EXERCISE INPUT:
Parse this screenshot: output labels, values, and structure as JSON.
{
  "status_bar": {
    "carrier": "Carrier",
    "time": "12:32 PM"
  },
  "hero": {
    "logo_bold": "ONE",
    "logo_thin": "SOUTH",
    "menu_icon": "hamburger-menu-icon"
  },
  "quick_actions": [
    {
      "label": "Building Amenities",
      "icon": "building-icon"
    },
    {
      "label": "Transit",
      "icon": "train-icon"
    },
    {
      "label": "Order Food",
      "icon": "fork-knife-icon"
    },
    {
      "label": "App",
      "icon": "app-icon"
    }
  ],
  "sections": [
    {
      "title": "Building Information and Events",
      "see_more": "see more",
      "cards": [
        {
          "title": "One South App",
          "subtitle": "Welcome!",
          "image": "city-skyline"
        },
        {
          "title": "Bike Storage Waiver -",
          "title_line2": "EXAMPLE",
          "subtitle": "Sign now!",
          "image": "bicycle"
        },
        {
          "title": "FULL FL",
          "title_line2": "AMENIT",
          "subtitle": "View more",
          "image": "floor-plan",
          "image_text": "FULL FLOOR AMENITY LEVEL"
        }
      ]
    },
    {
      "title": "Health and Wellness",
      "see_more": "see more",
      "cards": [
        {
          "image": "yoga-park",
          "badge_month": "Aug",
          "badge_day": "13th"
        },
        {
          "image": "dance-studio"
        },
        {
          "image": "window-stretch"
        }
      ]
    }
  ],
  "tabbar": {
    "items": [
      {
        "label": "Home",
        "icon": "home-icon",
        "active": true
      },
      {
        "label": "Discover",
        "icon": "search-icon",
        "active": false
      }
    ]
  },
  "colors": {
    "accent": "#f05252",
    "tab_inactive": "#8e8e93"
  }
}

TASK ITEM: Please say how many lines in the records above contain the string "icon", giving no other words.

EXERCISE RESPONSE: 7